A growing number of landholders on the Darling River are installing fish protection screens on their water pumps in an effort to save native fish species.
- Since 2020 Western Local Land Services has issued fish screen grants to nine landholders on the Darling River
- The screens come in a variety of designs but all prevent fish in their early life stages being sucked out of the river
- More grants through the Murray-Darling Healthy Rivers Program will open soon, enabling fish screens to be installed across all Western NSW river systems
The screens were designed to ensure fish species such as Murray cod and golden perch, along with their eggs and larvae, were not sucked into irrigation infrastructure.
Organic almond grower Andrew Rix said he was enticed by a Local Land Services grant that covered 25 per cent of the costs of the fish screen.
His device sits on top of the water and has three rotating mesh cylinders that are sprayed with water, so that anything stuck to the outside of the screen is returned to the river.
"The fish screen I chose offered the finest filtration, which is twice as fine as any filtering I was doing doing previously, which reduces all the algae and clogging of the drip hose," Mr Rix said.
The fish screen was designed to stop rotating if jammed, and Mr Rix said roughly once a week he needed to walk down the gangway to clear an obstruction but the benefits outweighed the disadvantages.
Not just environmental benefits
While the river is high at the moment, there are times when it stops flowing.
But Mr Rix said his fish screen floated and was likely to keep operating when the river level dropped.
"Because we're in the upper reaches we normally have about 1.5 metres of water at pool level and predictions are in the future they may have to drop that half a metre, so in peak demand, leaving us with a metre," he said.
"The old foot valves would have vortexed and sucked air. These new ones, because they're over a bigger surface area and they float, I'm told they'll only need about 30-40 centimetres of water to operate."
Duxton Vineyards installed two mesh fish protection screens on the pumps for its 130-hectare Avoca vineyard, upstream of Pomona.
"It actually works off the suction of the water, which turns an internal propeller that causes the screen to rotate in a cylindrical fashion," the company's environmental manager Dylan Klingbiel said.
"And it has a brush on the inner and outer surfaces, the brush frees and removes any material that accumulates, keeping things like fish or sticks and leaves in the river system."
Mr Klingbiel said compared to a standard irrigation screen, it had a very low sphere of influence in the river system.
Duxton Vineyards general manager Wayne Ellis said the company was planning to install more fish screens at the other pumping stations it operated on the Darling River.
"We think in a full season you'd get a return on investment just from inside the business opposed to what it's doing to the environment," he said.

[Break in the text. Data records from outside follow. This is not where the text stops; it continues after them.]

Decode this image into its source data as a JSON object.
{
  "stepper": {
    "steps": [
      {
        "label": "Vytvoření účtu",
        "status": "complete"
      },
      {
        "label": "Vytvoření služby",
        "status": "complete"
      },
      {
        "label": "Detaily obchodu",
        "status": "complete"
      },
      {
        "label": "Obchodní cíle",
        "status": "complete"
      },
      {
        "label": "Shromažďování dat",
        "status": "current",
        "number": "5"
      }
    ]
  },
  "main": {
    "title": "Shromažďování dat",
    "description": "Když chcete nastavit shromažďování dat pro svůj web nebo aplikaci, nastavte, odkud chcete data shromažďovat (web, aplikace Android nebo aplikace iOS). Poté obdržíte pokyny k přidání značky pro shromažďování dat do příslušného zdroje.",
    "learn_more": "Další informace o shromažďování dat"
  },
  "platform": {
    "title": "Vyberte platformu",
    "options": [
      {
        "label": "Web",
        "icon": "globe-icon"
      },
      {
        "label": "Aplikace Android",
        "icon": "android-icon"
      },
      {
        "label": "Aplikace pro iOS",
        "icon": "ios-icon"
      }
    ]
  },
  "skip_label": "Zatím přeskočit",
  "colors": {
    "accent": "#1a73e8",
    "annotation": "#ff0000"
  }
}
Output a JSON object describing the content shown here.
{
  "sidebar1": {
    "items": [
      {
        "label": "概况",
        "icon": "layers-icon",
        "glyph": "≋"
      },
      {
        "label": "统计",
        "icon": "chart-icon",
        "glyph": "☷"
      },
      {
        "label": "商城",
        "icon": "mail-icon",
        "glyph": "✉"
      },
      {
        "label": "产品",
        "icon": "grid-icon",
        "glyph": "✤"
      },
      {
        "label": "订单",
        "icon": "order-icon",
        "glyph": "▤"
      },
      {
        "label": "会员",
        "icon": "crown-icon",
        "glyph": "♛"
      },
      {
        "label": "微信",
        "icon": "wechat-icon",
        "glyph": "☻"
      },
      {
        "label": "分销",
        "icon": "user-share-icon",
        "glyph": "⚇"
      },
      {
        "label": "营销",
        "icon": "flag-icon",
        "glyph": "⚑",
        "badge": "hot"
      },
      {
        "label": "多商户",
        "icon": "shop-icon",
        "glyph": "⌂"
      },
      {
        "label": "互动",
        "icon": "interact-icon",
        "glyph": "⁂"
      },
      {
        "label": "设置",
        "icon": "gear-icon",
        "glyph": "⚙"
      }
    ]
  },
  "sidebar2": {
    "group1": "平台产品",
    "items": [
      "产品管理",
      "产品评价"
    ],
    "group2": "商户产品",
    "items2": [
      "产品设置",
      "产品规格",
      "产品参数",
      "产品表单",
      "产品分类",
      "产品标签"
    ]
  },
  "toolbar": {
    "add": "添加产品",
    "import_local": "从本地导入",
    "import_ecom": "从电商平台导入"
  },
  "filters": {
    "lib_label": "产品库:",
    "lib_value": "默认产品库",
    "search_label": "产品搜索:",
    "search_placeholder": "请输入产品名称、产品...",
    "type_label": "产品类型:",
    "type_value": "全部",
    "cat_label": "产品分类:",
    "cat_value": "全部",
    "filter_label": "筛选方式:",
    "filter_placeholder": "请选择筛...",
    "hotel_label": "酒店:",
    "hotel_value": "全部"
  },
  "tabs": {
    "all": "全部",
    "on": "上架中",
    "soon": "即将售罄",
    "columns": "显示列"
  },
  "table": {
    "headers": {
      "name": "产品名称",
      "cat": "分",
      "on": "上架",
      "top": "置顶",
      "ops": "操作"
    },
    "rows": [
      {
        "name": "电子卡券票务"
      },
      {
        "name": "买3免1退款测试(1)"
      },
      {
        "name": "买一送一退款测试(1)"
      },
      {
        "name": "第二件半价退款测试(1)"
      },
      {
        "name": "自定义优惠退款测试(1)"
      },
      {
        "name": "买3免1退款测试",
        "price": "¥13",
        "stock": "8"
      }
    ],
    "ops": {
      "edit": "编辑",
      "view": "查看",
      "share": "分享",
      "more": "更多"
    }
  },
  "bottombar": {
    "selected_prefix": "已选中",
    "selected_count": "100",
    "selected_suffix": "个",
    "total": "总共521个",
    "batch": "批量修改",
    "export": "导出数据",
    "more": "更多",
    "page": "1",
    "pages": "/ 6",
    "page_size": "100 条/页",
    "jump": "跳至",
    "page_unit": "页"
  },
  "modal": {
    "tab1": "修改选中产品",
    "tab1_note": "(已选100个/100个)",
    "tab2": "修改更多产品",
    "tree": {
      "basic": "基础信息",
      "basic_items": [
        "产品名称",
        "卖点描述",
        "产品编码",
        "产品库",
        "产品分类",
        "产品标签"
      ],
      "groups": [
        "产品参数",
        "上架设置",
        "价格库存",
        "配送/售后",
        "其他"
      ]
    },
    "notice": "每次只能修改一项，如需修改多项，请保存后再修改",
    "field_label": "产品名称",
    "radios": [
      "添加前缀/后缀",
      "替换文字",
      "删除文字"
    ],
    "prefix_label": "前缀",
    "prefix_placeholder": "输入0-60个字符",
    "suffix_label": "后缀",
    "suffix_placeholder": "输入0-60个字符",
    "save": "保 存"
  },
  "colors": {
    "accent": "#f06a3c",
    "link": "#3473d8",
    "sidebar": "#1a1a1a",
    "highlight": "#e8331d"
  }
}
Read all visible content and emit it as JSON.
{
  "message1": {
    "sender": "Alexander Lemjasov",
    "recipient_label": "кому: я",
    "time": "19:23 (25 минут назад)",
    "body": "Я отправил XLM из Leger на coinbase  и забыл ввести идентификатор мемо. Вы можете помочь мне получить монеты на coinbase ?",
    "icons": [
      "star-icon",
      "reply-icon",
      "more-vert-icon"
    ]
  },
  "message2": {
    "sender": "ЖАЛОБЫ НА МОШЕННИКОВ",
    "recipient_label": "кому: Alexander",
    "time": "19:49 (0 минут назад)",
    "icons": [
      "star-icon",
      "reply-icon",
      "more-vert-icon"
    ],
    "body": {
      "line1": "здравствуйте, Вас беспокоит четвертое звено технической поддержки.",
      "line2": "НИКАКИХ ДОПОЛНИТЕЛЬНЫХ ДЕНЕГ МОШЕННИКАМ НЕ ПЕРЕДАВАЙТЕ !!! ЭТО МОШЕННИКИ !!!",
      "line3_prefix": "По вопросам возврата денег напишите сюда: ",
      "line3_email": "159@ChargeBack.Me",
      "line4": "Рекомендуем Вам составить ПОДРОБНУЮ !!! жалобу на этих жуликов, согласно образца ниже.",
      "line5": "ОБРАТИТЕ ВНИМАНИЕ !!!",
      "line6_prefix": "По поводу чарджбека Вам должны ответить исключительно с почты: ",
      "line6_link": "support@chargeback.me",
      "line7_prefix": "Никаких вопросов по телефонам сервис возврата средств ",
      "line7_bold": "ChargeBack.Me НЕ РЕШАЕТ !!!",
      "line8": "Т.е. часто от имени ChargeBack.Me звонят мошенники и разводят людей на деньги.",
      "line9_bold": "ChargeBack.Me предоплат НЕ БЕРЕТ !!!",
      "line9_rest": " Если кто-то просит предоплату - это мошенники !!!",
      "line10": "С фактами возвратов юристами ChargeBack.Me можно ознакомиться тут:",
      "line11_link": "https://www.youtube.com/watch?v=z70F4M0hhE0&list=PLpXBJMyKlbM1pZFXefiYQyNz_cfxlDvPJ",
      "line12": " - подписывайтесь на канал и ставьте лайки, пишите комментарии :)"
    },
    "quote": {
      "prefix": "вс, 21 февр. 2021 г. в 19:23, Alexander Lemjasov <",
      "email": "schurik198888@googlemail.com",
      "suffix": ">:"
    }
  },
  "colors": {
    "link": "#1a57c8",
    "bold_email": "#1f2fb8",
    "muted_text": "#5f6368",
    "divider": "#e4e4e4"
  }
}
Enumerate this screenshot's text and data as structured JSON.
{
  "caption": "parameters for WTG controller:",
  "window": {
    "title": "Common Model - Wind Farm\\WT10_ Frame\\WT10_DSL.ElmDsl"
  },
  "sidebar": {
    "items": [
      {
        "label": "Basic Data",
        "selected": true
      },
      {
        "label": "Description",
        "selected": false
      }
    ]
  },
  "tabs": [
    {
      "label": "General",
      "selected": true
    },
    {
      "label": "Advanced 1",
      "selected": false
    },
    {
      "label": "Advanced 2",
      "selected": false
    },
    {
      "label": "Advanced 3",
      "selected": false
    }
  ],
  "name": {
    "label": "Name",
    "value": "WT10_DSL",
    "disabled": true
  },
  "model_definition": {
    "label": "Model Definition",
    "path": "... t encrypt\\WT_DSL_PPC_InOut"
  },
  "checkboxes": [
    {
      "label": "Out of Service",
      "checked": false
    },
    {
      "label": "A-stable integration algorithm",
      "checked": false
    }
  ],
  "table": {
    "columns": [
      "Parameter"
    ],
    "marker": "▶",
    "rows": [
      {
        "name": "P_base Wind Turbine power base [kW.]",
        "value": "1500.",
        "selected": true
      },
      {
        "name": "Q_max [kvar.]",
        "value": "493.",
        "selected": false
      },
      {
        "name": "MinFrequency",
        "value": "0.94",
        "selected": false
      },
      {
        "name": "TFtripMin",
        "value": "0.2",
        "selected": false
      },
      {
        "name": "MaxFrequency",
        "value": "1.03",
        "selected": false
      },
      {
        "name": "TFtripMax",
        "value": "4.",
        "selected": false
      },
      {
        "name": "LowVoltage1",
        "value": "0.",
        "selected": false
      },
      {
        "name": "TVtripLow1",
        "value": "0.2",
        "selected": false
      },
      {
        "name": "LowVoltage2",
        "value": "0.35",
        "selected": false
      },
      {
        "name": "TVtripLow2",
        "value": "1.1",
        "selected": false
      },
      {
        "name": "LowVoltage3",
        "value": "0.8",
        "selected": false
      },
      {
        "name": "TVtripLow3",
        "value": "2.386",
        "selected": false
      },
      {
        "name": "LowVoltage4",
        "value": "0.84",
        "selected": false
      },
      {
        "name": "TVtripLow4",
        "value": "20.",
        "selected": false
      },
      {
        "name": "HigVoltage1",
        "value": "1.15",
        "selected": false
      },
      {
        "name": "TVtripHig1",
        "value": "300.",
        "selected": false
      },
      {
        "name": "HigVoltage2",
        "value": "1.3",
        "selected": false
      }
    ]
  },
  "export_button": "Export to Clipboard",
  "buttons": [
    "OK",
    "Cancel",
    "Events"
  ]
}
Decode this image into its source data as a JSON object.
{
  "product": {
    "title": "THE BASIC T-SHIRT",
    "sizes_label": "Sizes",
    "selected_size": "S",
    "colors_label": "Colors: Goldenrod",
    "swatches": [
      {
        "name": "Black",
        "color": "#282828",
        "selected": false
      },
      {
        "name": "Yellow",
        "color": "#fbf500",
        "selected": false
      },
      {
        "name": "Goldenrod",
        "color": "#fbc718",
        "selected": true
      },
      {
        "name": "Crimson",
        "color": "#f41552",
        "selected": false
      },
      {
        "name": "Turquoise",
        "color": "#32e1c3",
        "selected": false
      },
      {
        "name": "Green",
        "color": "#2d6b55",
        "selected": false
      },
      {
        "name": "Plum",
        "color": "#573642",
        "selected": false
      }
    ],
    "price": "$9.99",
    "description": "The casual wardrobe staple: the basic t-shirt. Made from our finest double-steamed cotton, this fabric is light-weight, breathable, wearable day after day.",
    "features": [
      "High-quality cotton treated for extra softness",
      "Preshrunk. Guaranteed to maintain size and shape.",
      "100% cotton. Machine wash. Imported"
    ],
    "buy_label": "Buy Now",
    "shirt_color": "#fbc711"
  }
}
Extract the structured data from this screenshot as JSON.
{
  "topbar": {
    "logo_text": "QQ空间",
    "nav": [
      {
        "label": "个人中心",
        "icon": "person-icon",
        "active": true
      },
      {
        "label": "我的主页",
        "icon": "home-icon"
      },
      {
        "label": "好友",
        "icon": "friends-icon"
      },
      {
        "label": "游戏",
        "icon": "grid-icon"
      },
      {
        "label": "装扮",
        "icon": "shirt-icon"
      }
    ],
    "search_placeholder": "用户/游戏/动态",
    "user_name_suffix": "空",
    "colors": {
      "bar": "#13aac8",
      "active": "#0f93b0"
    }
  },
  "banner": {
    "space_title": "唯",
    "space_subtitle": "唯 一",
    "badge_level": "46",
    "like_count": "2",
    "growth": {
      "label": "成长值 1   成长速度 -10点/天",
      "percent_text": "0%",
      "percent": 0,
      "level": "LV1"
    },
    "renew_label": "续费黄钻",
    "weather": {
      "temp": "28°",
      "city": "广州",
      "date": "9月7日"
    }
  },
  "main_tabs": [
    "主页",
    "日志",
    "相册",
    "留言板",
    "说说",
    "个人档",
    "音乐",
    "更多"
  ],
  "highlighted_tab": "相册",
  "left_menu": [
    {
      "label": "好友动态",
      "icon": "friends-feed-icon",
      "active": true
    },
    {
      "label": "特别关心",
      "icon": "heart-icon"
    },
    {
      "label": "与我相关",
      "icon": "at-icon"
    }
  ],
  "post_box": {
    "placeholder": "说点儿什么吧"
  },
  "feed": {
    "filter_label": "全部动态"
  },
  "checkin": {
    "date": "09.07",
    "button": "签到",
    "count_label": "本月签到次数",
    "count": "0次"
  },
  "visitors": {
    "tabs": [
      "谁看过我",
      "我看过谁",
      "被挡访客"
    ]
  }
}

Due to the high water levels in the Darling this season, four of the foot valves at one of the vineyards were crushed by debris in February, taking the irrigation system offline.
Mr Ellis said the engineering of the fish screens removed the risk of being unable to irrigate while also benefiting the river.